In medical terms it's called arrhythmia, which is simply a term that indicates the heart is not beating at a normal rate or rhythm. If your cat has a rapid heartbeat, it could indicate a serious health problem.
Determining Heart Rate
Cats have much faster heart rates than people, so don't worry if it seems like your cat's heart is beating twice as fast as yours -- it probably is. The normal heart rate for a healthy adult cat is between 140 and 220 beats per minute. Anything faster than that could signal a problem. To check your cat's heart rate, press your fingers into your cat's front "armpit" or hollow between the front leg and the chest until you feel the heartbeat. Count the number of beats in a 15-second period and multiply it by four to get the total beats per minute.
Keep in mind that a cat that is stressed or has just been running and playing will have a faster heartbeat.
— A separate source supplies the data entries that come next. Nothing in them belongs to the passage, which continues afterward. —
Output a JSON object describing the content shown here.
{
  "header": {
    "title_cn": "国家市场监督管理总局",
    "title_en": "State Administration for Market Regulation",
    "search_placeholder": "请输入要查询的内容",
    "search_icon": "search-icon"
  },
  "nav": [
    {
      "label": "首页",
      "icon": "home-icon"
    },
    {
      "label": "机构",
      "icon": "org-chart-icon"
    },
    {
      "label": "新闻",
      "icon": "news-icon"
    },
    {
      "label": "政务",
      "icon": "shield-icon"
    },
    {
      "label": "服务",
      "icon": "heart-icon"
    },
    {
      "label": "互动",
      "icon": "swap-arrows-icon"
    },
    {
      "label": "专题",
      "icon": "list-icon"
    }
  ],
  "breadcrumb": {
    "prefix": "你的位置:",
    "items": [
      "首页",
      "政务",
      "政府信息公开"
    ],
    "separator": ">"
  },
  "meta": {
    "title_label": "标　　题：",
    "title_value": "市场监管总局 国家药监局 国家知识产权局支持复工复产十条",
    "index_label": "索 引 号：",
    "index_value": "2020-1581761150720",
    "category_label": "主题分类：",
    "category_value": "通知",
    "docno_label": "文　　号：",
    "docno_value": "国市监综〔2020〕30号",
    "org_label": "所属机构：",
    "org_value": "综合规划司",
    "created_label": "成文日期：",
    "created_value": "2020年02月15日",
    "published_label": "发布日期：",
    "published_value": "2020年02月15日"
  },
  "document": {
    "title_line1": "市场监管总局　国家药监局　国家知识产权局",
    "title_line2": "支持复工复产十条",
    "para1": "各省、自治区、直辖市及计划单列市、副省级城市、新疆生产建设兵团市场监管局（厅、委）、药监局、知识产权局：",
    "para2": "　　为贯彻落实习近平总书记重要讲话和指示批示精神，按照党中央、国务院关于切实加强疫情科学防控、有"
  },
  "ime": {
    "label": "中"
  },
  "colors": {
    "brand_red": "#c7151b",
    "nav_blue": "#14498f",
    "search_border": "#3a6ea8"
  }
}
Try to check your cat's heart rate when he is resting and relaxed.
An overactive thyroid, or hyperthyroidism, can cause your cat to have a very rapid heartbeat, especially if the disease has gone untreated. In addition to a high heart rate, if your cat has hyperthyroidism he is also likely to have high blood pressure, a noticeable change in appetite, vomiting, and diarrhea. Thyroid disease in cats is linked to heart disease and a fast heartbeat in conjunction with any other symptoms of thyroid problems is cause for a trip to the vet. Once the hyperthyroidism is treated, your cat's heart rate should return to normal.
Cardiomyopathy is the formal term for heart muscle disease. It's also often called heart failure. While it seems backward that the heart would beat faster when it's failing, a cat with heart failure often has a rapid heartbeat. This is because damage to the heart muscle makes it more difficult to keep up a proper amount of blood flow, so the heart tries to work faster to make up for the structural weakness. There is no cure for heart failure and most cats do not live more than a few weeks to a few months after a diagnosis. There are medications, however, that your veterinarian can prescribe to slow down the progress of the disease.
Hyperthyroidism and heart failure are the two diseases most associated with a rapid heartbeat in cats, but don't panic until your cat has seen the veterinarian, since there are plenty of other causes. Nutritional deficiencies, anemia, infections, injuries, hypothermia and fevers can cause an elevated heart rate. Other causes may be kidney disease, poisoning, heartworm, cancer or congenital heart defects. An unusually fast heart rate should be checked out by your veterinarian to determine the cause.
Always check with your veterinarian before changing your pet’s diet, medication, or physical activity routines. This information is not a substitute for a vet’s opinion.